It seems that fish so brilliant as these should be schooling around a coral reef in the tropics. But here they are, in chill northern streams with bald eagles crying overhead, with tracks of brown bears and wolves on the sandbars.
In any case, like other salmon, a female sockeye uses her tail to excavate a shallow depression where an accompanying male fertilizes her emerging eggs. She does this in several nests…and within a few weeks, she and her male consorts will die, leaving a legacy of nutrients to fertilize the waters where their young will grow. And eventually, these offspring will head out to sea — shimmering silver jewels destined to become one of earth’s great living treasures.
Where the conditions are right, sockeyes can be as abundant as they are beautiful. But compared to the other native salmon — king, coho, chum, and pink — they have a limited and patchy range. On the west coast, their main spawning grounds stretch from Oregon up to Bristol Bay, and intermittently as far north as the arctic. On the other side of the Pacific they range from Siberia to Kamchatka and northern Japan.
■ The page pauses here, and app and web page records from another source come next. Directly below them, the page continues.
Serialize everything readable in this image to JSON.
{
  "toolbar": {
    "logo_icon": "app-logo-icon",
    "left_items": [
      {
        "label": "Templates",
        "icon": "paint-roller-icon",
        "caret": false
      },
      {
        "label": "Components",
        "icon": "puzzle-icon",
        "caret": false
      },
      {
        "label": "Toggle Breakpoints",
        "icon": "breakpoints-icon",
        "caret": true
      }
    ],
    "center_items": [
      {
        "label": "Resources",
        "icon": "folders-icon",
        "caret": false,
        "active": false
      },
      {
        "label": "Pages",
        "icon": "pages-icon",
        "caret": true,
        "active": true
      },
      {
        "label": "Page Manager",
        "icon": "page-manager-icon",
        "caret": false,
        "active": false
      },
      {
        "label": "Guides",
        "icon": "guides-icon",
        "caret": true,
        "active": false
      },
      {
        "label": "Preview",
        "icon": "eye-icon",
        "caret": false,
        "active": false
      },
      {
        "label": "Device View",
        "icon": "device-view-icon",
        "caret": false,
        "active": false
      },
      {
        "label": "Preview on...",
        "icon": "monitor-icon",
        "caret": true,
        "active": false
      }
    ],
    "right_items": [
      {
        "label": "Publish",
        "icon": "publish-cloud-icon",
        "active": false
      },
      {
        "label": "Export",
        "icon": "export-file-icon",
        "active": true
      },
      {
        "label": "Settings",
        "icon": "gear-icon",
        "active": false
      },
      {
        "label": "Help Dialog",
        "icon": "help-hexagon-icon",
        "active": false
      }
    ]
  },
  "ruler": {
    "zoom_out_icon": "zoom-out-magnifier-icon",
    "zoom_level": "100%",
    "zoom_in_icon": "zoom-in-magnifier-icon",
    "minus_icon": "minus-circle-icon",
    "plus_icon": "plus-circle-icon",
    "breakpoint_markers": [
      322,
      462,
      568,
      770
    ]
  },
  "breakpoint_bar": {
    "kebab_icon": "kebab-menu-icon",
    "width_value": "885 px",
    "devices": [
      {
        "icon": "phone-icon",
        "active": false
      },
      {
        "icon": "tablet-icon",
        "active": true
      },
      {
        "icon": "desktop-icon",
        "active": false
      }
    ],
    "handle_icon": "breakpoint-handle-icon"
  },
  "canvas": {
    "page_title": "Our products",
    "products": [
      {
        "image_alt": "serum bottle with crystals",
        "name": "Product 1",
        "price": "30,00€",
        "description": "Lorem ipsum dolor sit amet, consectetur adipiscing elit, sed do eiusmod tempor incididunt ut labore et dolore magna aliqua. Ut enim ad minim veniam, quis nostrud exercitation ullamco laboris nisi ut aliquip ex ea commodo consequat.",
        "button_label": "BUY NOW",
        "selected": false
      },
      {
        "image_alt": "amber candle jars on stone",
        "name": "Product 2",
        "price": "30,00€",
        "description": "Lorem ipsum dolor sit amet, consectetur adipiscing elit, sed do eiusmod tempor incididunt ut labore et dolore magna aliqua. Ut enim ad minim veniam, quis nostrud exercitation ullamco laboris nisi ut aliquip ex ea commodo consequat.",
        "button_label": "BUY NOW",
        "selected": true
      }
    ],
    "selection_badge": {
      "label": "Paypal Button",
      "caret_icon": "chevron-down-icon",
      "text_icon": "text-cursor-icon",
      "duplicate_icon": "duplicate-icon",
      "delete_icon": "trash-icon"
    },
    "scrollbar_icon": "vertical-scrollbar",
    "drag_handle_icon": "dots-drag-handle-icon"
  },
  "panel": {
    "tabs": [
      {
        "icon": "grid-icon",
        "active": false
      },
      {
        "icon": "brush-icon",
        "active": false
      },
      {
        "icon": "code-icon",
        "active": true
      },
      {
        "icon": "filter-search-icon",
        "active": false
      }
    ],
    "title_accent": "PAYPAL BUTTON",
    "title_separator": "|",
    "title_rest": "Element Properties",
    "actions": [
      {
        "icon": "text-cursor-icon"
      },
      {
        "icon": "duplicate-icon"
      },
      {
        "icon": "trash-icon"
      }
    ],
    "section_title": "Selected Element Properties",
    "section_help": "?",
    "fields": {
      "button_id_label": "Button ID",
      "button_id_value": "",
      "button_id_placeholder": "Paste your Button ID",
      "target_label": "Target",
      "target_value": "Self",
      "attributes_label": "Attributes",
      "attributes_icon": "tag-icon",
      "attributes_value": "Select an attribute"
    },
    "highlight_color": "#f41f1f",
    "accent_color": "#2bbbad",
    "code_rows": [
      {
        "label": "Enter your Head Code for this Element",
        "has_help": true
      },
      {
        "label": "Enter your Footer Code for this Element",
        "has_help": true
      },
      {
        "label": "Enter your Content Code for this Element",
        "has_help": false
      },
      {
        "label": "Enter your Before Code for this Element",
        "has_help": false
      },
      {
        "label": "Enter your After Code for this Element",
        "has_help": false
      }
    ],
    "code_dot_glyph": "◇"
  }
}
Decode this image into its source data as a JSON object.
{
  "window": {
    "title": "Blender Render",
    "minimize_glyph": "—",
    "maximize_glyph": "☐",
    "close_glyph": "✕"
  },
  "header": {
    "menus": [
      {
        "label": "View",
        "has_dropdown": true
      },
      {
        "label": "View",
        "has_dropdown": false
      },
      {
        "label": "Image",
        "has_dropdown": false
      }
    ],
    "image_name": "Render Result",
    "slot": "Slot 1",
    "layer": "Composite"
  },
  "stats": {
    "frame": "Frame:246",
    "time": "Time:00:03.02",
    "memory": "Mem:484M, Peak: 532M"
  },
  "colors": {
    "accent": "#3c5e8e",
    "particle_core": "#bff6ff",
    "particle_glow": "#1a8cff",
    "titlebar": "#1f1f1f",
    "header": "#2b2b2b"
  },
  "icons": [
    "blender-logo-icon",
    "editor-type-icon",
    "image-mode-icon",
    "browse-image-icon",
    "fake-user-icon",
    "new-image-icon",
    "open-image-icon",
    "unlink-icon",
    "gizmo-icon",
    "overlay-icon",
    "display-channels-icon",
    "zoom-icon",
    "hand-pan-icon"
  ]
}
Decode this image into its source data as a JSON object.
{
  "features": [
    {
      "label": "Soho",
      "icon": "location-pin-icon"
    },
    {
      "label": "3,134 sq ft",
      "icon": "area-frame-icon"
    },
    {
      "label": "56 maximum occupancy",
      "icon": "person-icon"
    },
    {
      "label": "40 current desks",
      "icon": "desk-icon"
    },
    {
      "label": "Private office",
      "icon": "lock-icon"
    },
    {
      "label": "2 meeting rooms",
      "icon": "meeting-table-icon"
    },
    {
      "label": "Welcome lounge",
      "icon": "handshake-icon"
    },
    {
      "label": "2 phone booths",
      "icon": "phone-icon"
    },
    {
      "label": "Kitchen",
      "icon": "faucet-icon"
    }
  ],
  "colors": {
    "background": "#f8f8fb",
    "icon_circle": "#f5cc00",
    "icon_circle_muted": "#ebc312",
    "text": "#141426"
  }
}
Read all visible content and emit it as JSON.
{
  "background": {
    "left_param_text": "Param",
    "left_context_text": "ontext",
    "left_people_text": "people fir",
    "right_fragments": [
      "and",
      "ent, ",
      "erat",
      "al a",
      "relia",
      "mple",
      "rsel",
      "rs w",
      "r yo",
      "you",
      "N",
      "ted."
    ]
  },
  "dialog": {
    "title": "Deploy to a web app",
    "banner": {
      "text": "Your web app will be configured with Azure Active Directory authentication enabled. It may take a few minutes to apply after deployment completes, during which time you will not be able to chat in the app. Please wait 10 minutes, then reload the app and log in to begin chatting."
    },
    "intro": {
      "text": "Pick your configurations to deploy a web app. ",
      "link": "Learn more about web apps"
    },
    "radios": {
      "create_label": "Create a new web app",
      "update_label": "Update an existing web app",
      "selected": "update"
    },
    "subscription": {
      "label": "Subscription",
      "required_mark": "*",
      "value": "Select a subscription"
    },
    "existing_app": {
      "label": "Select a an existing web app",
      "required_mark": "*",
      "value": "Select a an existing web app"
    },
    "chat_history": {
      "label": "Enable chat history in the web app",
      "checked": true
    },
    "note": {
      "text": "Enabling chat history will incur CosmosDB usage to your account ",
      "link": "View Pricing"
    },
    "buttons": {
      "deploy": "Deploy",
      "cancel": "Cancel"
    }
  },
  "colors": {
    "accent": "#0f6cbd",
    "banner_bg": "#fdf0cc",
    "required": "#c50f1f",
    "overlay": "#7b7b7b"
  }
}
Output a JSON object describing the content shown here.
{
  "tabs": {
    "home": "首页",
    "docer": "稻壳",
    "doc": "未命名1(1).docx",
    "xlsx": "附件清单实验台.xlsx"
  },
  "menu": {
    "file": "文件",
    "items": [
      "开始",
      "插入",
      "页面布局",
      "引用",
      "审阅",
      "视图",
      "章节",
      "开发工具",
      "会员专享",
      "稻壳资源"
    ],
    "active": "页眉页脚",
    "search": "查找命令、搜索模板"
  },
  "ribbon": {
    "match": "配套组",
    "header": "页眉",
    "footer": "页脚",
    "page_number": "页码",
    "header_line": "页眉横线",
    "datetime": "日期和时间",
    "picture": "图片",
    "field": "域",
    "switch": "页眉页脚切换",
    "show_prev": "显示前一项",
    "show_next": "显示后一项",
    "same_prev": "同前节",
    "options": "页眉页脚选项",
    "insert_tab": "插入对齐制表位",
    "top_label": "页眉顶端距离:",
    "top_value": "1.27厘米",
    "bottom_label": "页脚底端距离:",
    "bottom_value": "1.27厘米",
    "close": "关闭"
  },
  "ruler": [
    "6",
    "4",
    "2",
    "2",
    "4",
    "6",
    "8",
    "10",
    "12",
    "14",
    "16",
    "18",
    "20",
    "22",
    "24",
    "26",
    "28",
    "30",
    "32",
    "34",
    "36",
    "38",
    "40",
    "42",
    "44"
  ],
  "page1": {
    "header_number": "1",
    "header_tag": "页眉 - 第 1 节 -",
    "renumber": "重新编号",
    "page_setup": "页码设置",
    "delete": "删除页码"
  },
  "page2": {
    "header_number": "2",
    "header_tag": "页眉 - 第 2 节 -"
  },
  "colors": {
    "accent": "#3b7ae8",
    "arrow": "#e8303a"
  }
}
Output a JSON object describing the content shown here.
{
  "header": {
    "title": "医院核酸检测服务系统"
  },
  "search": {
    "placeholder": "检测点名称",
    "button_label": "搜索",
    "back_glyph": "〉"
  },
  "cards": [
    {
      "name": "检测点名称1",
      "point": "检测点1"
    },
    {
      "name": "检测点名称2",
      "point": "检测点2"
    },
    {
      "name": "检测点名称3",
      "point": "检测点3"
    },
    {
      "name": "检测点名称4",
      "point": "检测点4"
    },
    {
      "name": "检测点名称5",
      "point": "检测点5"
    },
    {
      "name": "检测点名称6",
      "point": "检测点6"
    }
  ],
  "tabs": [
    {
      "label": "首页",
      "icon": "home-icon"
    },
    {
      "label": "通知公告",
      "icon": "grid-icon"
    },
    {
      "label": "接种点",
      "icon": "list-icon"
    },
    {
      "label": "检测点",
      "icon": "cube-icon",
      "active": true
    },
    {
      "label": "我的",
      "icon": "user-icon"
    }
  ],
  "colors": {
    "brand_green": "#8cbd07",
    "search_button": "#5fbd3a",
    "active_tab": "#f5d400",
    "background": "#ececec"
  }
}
Two places are most famous as world headquarters of sockeye salmon. One is the Fraser River in southern British Columbia, where seriously depleted runs have partially recovered. The other is Bristol Bay in Alaska — where a sprawling braidwork of rivers and lakes creates the perfect habitat for these fish. Over the past two decades, a yearly average of 38 million sockeyes have flooded into the rivers of Bristol Bay, far more than anywhere else on earth.
For thousands of years, indigenous people living on the North Pacific coast have depended on sockeye salmon. The legendary runs are still a key moment in the subsistence year for Alaskans.
Literally thousands of eager fishermen from Anchorage, Fairbanks, and countless other towns drive to favorite spots along the Kenai, the Copper, the Russian, the Chitina, the Kasilof, and other accessible rivers. Using huge hoop-rimmed dipnets, folks with subsistence and personal use permits stuffed in their pockets sometimes crowd elbow-to-elbow along the shores. In some places other gear is allowed — gillnets, fish wheels, or snag hooks.
The fishermens’ adrenaline-charged diligence pays off. In 2011, Alaskans took home over a million sockeyes. That’s a lot of delectable fish for a lot of smokehouses and dinner tables.
Not surprisingly, far more sockeyes are taken by commercial fishermen using gillnets and purse seines — almost 30 million reds in 2013, worth about $285 million. A combination of large catches and high prices make sockeye the most economically valuable salmon in Alaska. Reds are important throughout Alaska’s southern coasts, but Bristol Bay has by far the world’s largest commercial sockeye fishery.
Lowering clouds brought a drizzly rain, but I wasn’t ready to leave the falls, held there by some intangible hope. I let the skiff drift close to the falls and peered up into the shadowed forest hoping to spot a bear.
Then, at precisely the right moment, I turned toward the waterfall. Almost within touching distance, a sockeye burst up from the plunge pool and carved a perfect arc through the mist and thrash and splatter.
In moments like this, time seems to pause and every detail burns itself into the senses.
I saw the salmon’s thick, bending body; saw its tail flailing against the air; saw droplets fling from its belly and back; saw its jaws, opened and yearning; saw its eye staring up toward the absolute inevitability of the lake beyond.
Then I saw it turn and twist and plunge perfectly into a tiny pool near the roaring apex of the falls. And from there, almost instantly, its dark back and dorsal fin cleaved up through the last of the pouring maelstrom.
And then…after how many thousand miles from the far ocean; after how many near encounters with nets or seals; after how many failed tries and how much exhaustion…
The salmon was victorious and gone.
By Richard Nelson / Encounters Salmonworld
An Encounters radio program recorded at the falls is available by visiting www.encountersnorth.org/archive.htm and choosing Subsistence Salmon.